BEGIN PROVIDED RECORDS
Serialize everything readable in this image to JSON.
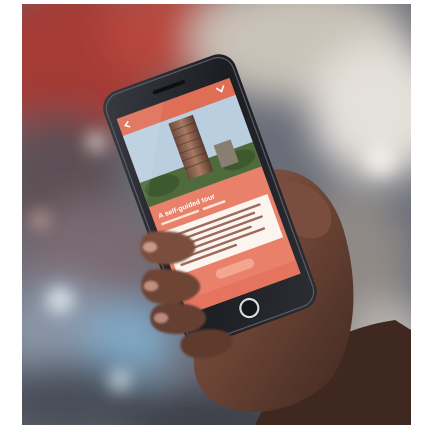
{
  "photo": {
    "subject": "hand holding smartphone",
    "colors": {
      "frame": "#ffffff",
      "bokeh_red": "#a43a34",
      "bokeh_blue": "#7fa7c4",
      "phone_body": "#1c1d22",
      "skin": "#6a4334"
    }
  },
  "app": {
    "accent": "#df6e57",
    "screen_bg": "#e9806a",
    "title": "A self-guided tour"
  }
}
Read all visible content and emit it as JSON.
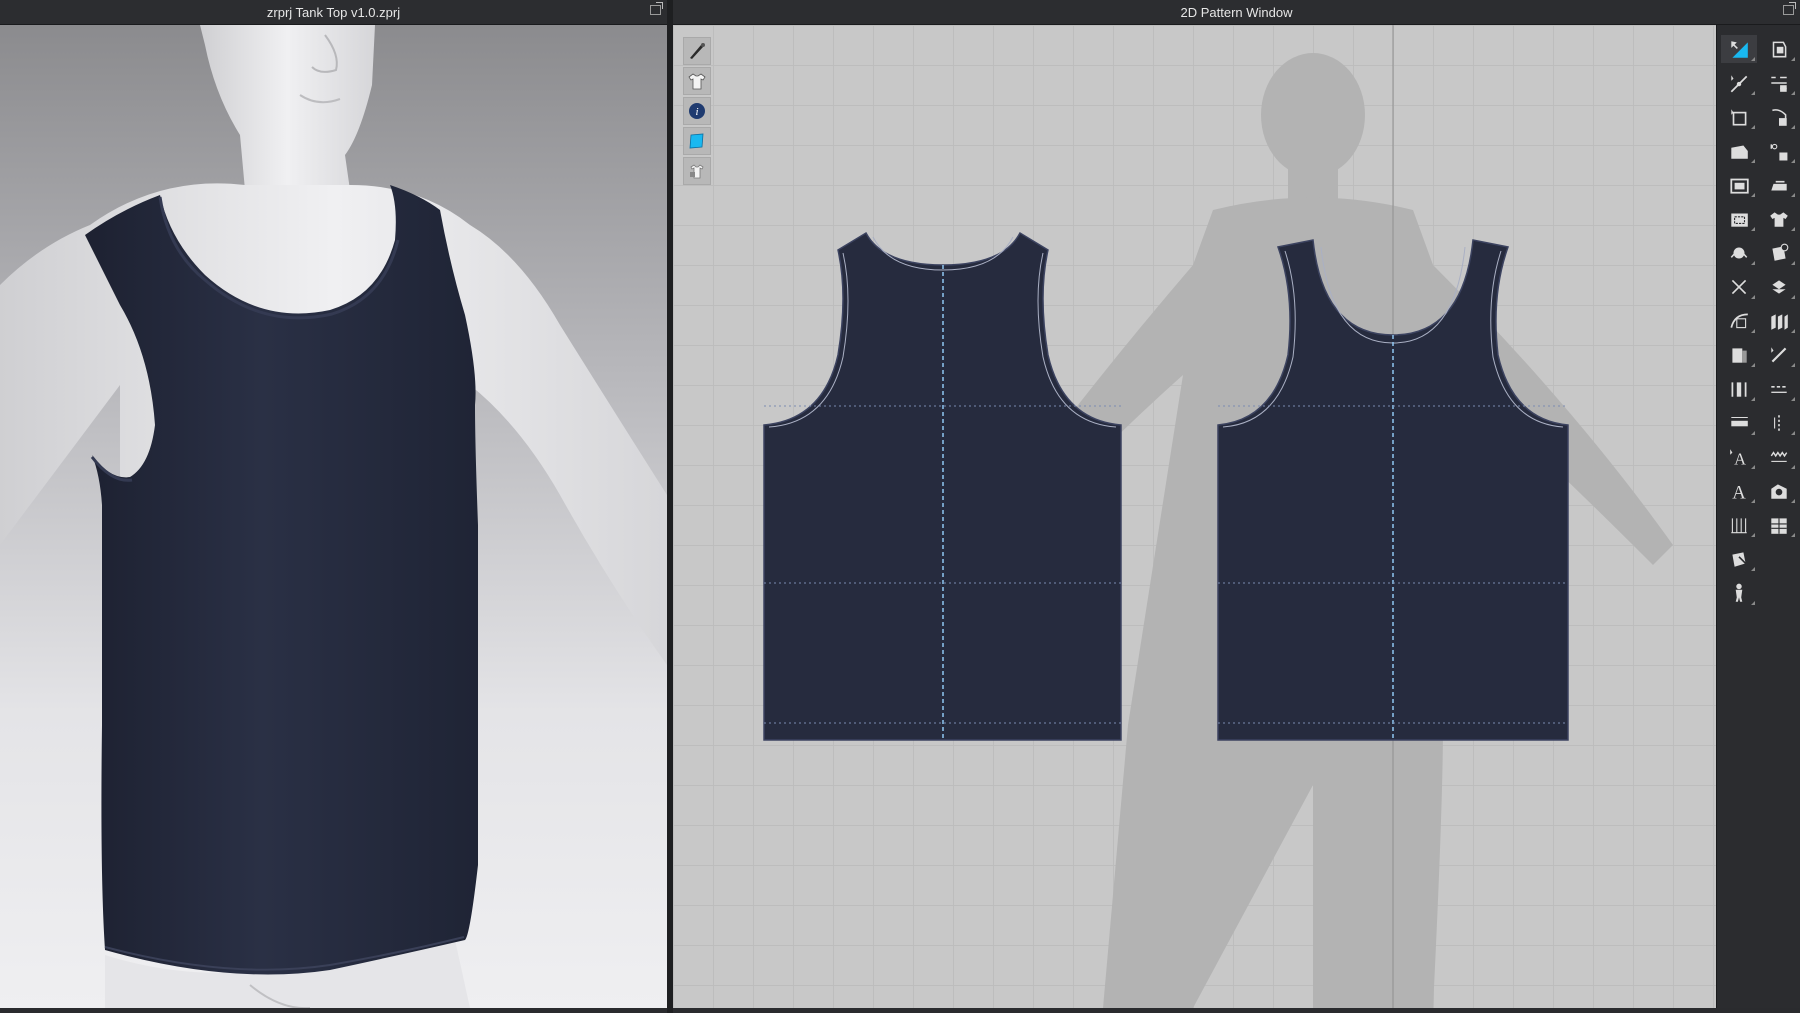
{
  "windows": {
    "view3d_title": "zrprj Tank Top v1.0.zprj",
    "view2d_title": "2D Pattern Window"
  },
  "colors": {
    "garment": "#262b3e",
    "avatar": "#e2e2e4",
    "highlight": "#19b8f0"
  },
  "mini_tools": [
    {
      "icon": "brush-icon"
    },
    {
      "icon": "shirt-icon"
    },
    {
      "icon": "info-icon"
    },
    {
      "icon": "fabric-icon"
    },
    {
      "icon": "lock-shirt-icon"
    }
  ],
  "toolbar": {
    "left": [
      "select-pattern-icon",
      "edit-pattern-icon",
      "transform-pattern-icon",
      "polygon-icon",
      "rectangle-icon",
      "internal-rectangle-icon",
      "dart-icon",
      "cut-icon",
      "edit-curvature-icon",
      "fold-icon",
      "segment-icon",
      "ruler-icon",
      "text-a-icon",
      "text-style-icon",
      "grid-icon",
      "trim-icon",
      "avatar-measure-icon"
    ],
    "right": [
      "seam-icon",
      "segment-sewing-icon",
      "free-sewing-icon",
      "sewing-check-icon",
      "iron-icon",
      "shirt-symmetry-icon",
      "puckering-icon",
      "fold-arrange-icon",
      "layer-icon",
      "tape-icon",
      "stitch-icon",
      "topstitch-icon",
      "zigzag-stitch-icon",
      "button-icon",
      "buttonhole-icon"
    ]
  }
}
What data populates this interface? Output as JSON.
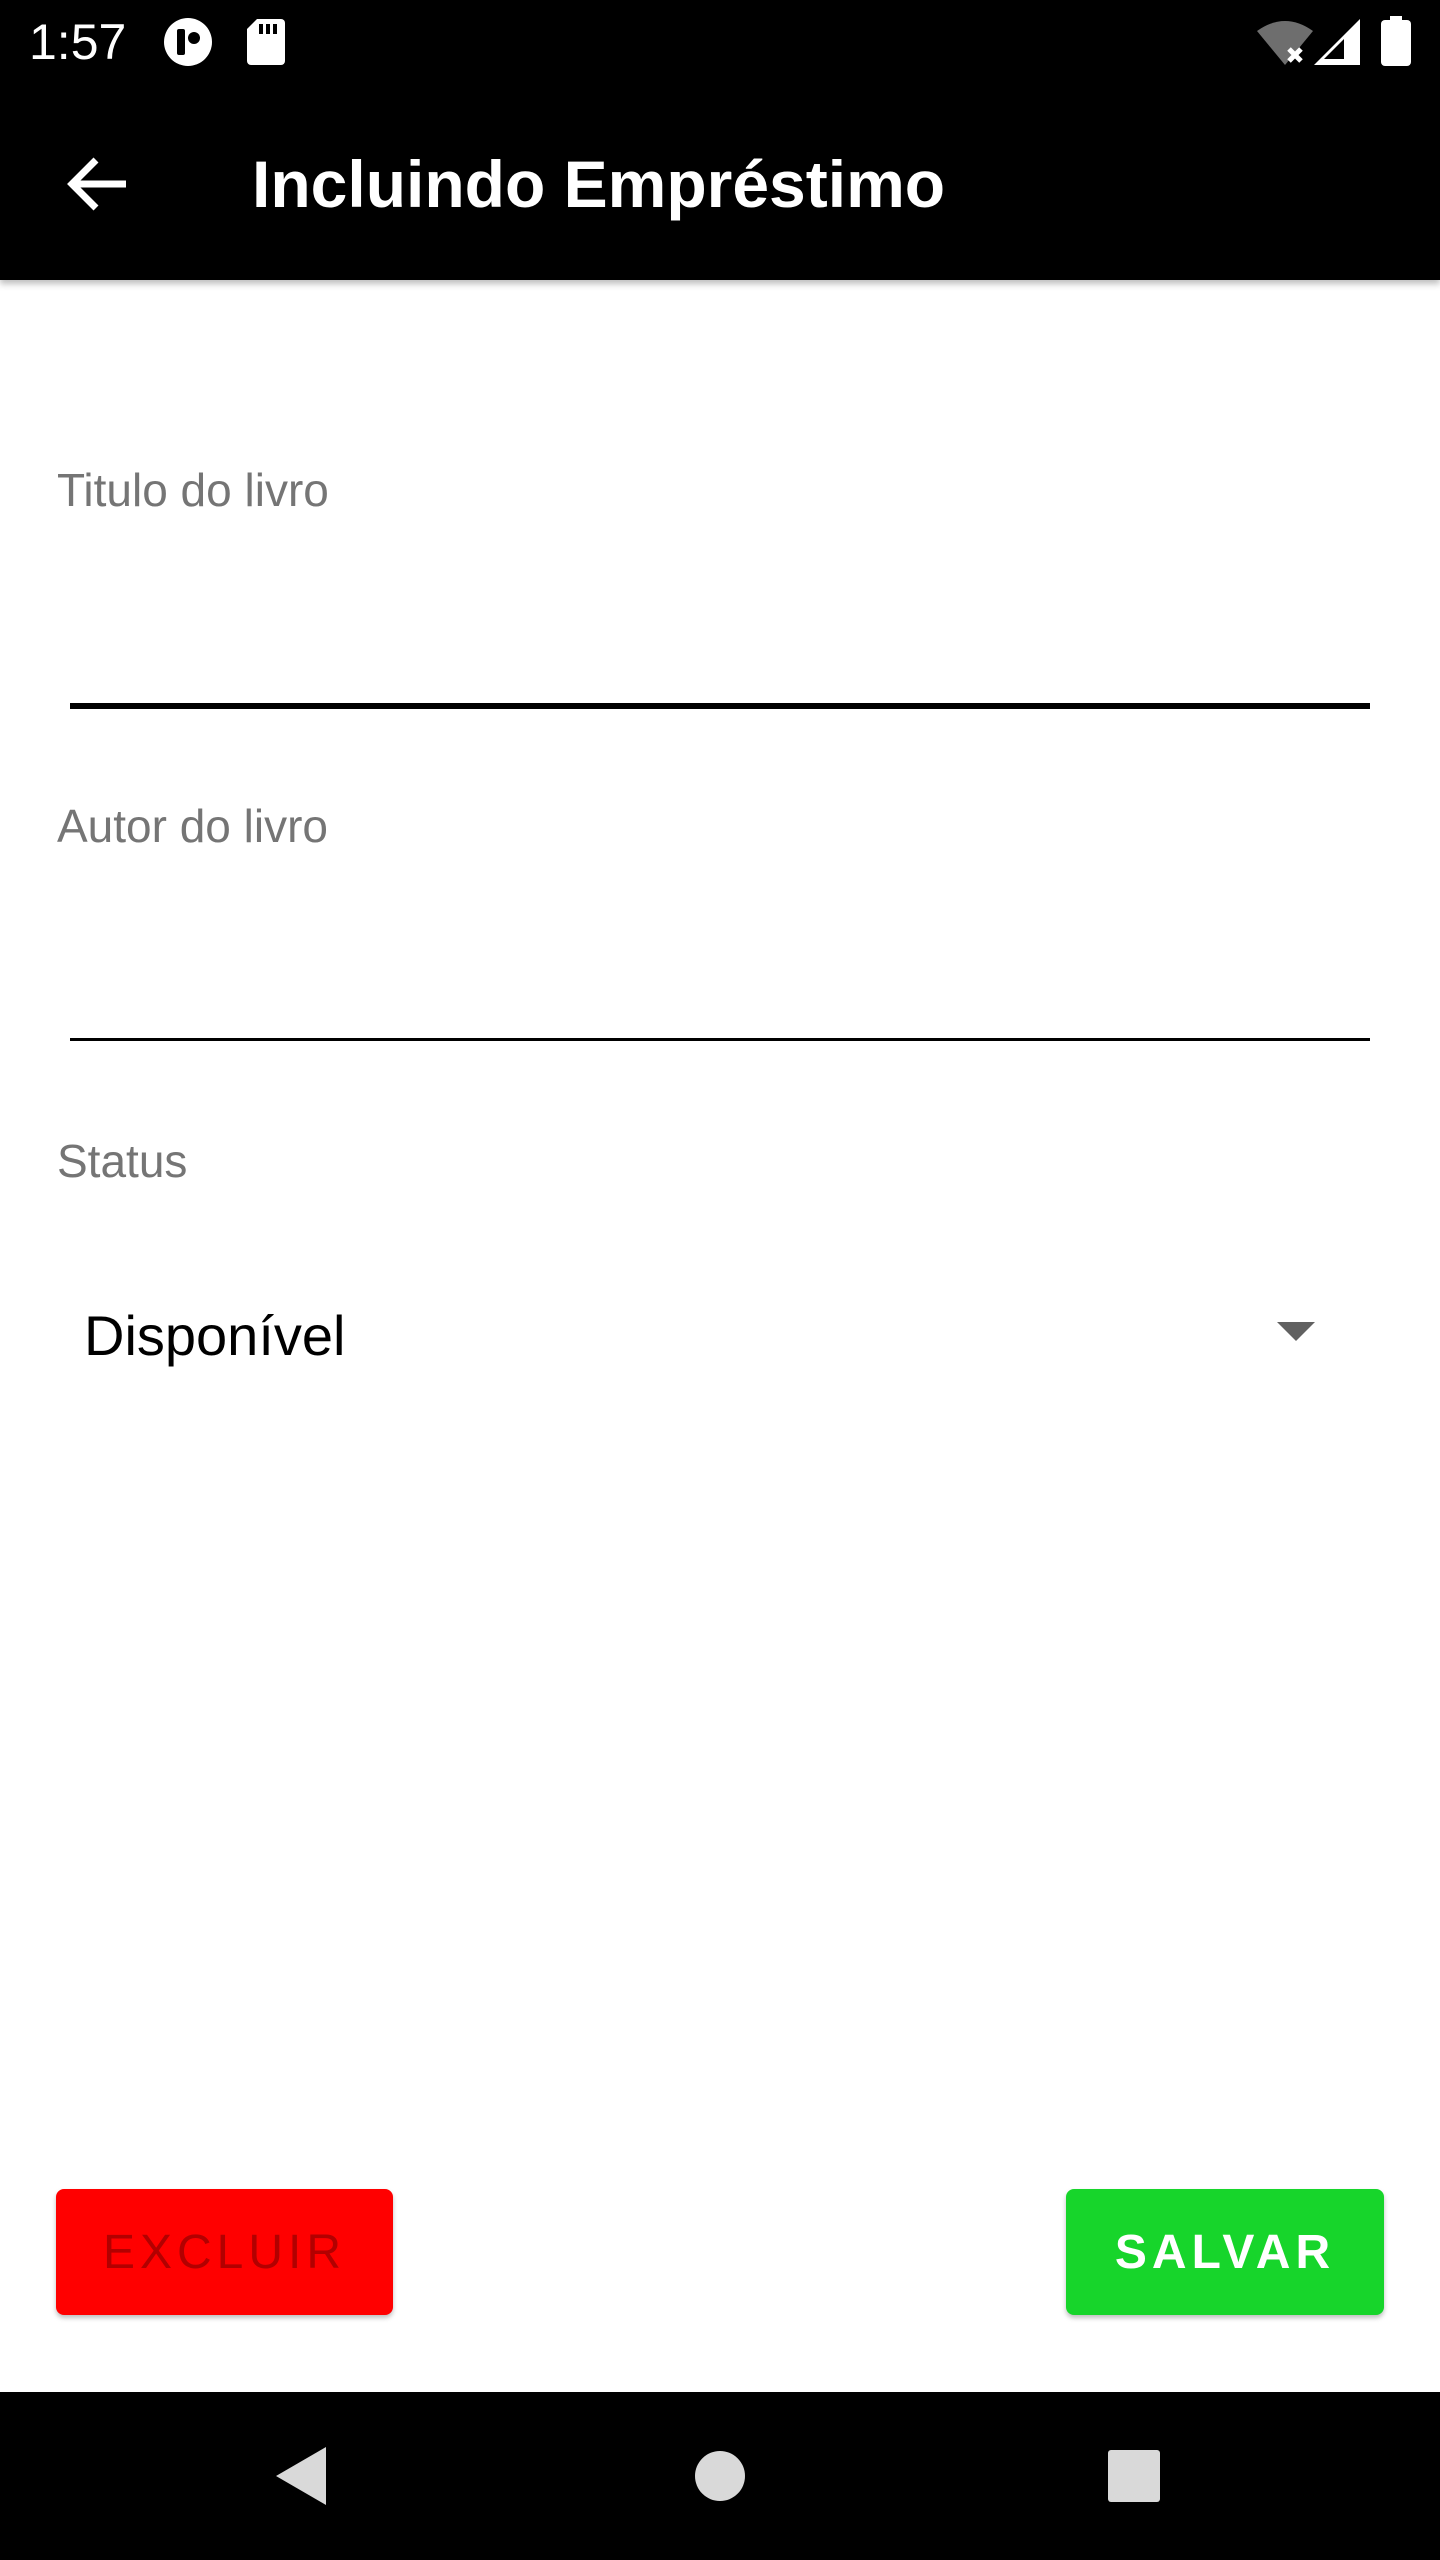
{
  "status_bar": {
    "time": "1:57",
    "icons": [
      "circle-app-icon",
      "sd-card-icon",
      "wifi-off-icon",
      "signal-icon",
      "battery-icon"
    ]
  },
  "app_bar": {
    "title": "Incluindo Empréstimo",
    "back_icon": "arrow-back-icon"
  },
  "form": {
    "title_field": {
      "label": "Titulo do livro",
      "value": ""
    },
    "author_field": {
      "label": "Autor do livro",
      "value": ""
    },
    "status_field": {
      "label": "Status",
      "selected": "Disponível"
    }
  },
  "buttons": {
    "delete_label": "EXCLUIR",
    "save_label": "SALVAR"
  },
  "nav_bar": {
    "icons": [
      "back-triangle-icon",
      "home-circle-icon",
      "recents-square-icon"
    ]
  },
  "colors": {
    "app_bar": "#000000",
    "delete_button": "#ff0000",
    "delete_text": "#b20000",
    "save_button": "#17d52b",
    "label": "#757575"
  }
}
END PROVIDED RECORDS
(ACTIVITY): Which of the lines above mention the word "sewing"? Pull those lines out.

(EXPECTED ANSWER):
      "segment-sewing-icon",
      "free-sewing-icon",
      "sewing-check-icon",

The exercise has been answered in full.